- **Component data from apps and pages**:
━━━

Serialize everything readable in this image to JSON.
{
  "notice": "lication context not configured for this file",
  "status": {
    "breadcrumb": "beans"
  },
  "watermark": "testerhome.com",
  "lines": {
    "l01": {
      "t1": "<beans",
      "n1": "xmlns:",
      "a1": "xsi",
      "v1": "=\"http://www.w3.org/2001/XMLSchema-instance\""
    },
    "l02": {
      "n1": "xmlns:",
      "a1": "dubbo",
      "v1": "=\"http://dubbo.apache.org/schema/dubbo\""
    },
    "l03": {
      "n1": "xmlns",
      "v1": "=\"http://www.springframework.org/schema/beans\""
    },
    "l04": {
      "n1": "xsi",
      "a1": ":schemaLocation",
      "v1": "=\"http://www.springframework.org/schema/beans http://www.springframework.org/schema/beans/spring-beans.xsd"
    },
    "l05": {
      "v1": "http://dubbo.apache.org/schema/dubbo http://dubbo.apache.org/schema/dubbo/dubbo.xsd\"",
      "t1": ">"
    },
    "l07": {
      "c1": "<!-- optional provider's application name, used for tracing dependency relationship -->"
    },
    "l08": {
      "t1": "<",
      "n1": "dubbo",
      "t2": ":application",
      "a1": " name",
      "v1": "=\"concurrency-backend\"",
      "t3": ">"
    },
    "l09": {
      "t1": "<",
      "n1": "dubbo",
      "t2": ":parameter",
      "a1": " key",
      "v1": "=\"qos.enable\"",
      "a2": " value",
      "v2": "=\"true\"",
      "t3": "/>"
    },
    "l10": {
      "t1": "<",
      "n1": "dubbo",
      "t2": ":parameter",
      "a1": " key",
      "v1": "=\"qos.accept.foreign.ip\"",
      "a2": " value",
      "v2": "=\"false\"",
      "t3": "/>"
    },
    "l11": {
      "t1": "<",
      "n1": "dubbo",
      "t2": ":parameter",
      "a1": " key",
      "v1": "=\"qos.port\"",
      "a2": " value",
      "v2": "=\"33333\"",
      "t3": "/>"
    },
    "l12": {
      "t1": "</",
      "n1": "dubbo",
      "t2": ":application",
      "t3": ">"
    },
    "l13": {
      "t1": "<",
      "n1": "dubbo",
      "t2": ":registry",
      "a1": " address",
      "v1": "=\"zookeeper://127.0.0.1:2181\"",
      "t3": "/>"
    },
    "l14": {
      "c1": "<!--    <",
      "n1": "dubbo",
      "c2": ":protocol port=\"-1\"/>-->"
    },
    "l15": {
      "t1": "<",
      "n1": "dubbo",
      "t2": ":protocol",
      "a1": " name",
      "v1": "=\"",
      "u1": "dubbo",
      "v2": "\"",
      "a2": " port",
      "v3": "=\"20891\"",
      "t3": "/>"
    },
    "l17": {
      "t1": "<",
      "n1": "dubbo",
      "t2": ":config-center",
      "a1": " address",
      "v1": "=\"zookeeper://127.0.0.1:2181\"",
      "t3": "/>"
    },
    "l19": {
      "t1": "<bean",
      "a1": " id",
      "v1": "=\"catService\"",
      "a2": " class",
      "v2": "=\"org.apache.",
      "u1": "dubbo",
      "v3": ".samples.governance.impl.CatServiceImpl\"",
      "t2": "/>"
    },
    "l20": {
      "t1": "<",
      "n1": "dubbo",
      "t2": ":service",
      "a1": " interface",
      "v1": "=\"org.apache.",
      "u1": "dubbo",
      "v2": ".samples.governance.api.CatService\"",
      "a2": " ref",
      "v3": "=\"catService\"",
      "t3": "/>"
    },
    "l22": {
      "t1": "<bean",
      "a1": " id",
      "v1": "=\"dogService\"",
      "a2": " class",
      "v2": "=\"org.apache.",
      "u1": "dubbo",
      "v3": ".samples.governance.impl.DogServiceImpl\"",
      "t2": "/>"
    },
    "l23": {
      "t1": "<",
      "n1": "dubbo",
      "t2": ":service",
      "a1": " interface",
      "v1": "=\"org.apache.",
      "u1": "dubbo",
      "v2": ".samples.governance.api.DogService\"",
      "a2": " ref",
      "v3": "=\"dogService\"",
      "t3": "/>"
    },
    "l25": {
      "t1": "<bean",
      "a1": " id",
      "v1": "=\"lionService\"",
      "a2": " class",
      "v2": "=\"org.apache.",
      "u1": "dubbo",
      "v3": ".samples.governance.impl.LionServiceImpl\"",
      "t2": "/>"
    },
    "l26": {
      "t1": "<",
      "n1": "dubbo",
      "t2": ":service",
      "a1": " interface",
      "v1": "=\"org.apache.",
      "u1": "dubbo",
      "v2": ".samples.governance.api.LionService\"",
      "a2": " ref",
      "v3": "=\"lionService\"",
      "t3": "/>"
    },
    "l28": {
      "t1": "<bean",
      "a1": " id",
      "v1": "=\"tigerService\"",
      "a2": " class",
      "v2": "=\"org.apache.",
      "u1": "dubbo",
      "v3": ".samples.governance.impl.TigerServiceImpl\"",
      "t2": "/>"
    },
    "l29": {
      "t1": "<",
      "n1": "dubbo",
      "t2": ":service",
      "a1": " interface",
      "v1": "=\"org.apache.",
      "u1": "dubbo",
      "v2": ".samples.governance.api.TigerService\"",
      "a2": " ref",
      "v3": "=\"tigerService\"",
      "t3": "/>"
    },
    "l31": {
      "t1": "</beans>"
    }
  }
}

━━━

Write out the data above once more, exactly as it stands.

Serialize everything readable in this image to JSON.
{
  "notice": "lication context not configured for this file",
  "status": {
    "breadcrumb": "beans"
  },
  "watermark": "testerhome.com",
  "lines": {
    "l01": {
      "t1": "<beans",
      "n1": "xmlns:",
      "a1": "xsi",
      "v1": "=\"http://www.w3.org/2001/XMLSchema-instance\""
    },
    "l02": {
      "n1": "xmlns:",
      "a1": "dubbo",
      "v1": "=\"http://dubbo.apache.org/schema/dubbo\""
    },
    "l03": {
      "n1": "xmlns",
      "v1": "=\"http://www.springframework.org/schema/beans\""
    },
    "l04": {
      "n1": "xsi",
      "a1": ":schemaLocation",
      "v1": "=\"http://www.springframework.org/schema/beans http://www.springframework.org/schema/beans/spring-beans.xsd"
    },
    "l05": {
      "v1": "http://dubbo.apache.org/schema/dubbo http://dubbo.apache.org/schema/dubbo/dubbo.xsd\"",
      "t1": ">"
    },
    "l07": {
      "c1": "<!-- optional provider's application name, used for tracing dependency relationship -->"
    },
    "l08": {
      "t1": "<",
      "n1": "dubbo",
      "t2": ":application",
      "a1": " name",
      "v1": "=\"concurrency-backend\"",
      "t3": ">"
    },
    "l09": {
      "t1": "<",
      "n1": "dubbo",
      "t2": ":parameter",
      "a1": " key",
      "v1": "=\"qos.enable\"",
      "a2": " value",
      "v2": "=\"true\"",
      "t3": "/>"
    },
    "l10": {
      "t1": "<",
      "n1": "dubbo",
      "t2": ":parameter",
      "a1": " key",
      "v1": "=\"qos.accept.foreign.ip\"",
      "a2": " value",
      "v2": "=\"false\"",
      "t3": "/>"
    },
    "l11": {
      "t1": "<",
      "n1": "dubbo",
      "t2": ":parameter",
      "a1": " key",
      "v1": "=\"qos.port\"",
      "a2": " value",
      "v2": "=\"33333\"",
      "t3": "/>"
    },
    "l12": {
      "t1": "</",
      "n1": "dubbo",
      "t2": ":application",
      "t3": ">"
    },
    "l13": {
      "t1": "<",
      "n1": "dubbo",
      "t2": ":registry",
      "a1": " address",
      "v1": "=\"zookeeper://127.0.0.1:2181\"",
      "t3": "/>"
    },
    "l14": {
      "c1": "<!--    <",
      "n1": "dubbo",
      "c2": ":protocol port=\"-1\"/>-->"
    },
    "l15": {
      "t1": "<",
      "n1": "dubbo",
      "t2": ":protocol",
      "a1": " name",
      "v1": "=\"",
      "u1": "dubbo",
      "v2": "\"",
      "a2": " port",
      "v3": "=\"20891\"",
      "t3": "/>"
    },
    "l17": {
      "t1": "<",
      "n1": "dubbo",
      "t2": ":config-center",
      "a1": " address",
      "v1": "=\"zookeeper://127.0.0.1:2181\"",
      "t3": "/>"
    },
    "l19": {
      "t1": "<bean",
      "a1": " id",
      "v1": "=\"catService\"",
      "a2": " class",
      "v2": "=\"org.apache.",
      "u1": "dubbo",
      "v3": ".samples.governance.impl.CatServiceImpl\"",
      "t2": "/>"
    },
    "l20": {
      "t1": "<",
      "n1": "dubbo",
      "t2": ":service",
      "a1": " interface",
      "v1": "=\"org.apache.",
      "u1": "dubbo",
      "v2": ".samples.governance.api.CatService\"",
      "a2": " ref",
      "v3": "=\"catService\"",
      "t3": "/>"
    },
    "l22": {
      "t1": "<bean",
      "a1": " id",
      "v1": "=\"dogService\"",
      "a2": " class",
      "v2": "=\"org.apache.",
      "u1": "dubbo",
      "v3": ".samples.governance.impl.DogServiceImpl\"",
      "t2": "/>"
    },
    "l23": {
      "t1": "<",
      "n1": "dubbo",
      "t2": ":service",
      "a1": " interface",
      "v1": "=\"org.apache.",
      "u1": "dubbo",
      "v2": ".samples.governance.api.DogService\"",
      "a2": " ref",
      "v3": "=\"dogService\"",
      "t3": "/>"
    },
    "l25": {
      "t1": "<bean",
      "a1": " id",
      "v1": "=\"lionService\"",
      "a2": " class",
      "v2": "=\"org.apache.",
      "u1": "dubbo",
      "v3": ".samples.governance.impl.LionServiceImpl\"",
      "t2": "/>"
    },
    "l26": {
      "t1": "<",
      "n1": "dubbo",
      "t2": ":service",
      "a1": " interface",
      "v1": "=\"org.apache.",
      "u1": "dubbo",
      "v2": ".samples.governance.api.LionService\"",
      "a2": " ref",
      "v3": "=\"lionService\"",
      "t3": "/>"
    },
    "l28": {
      "t1": "<bean",
      "a1": " id",
      "v1": "=\"tigerService\"",
      "a2": " class",
      "v2": "=\"org.apache.",
      "u1": "dubbo",
      "v3": ".samples.governance.impl.TigerServiceImpl\"",
      "t2": "/>"
    },
    "l29": {
      "t1": "<",
      "n1": "dubbo",
      "t2": ":service",
      "a1": " interface",
      "v1": "=\"org.apache.",
      "u1": "dubbo",
      "v2": ".samples.governance.api.TigerService\"",
      "a2": " ref",
      "v3": "=\"tigerService\"",
      "t3": "/>"
    },
    "l31": {
      "t1": "</beans>"
    }
  }
}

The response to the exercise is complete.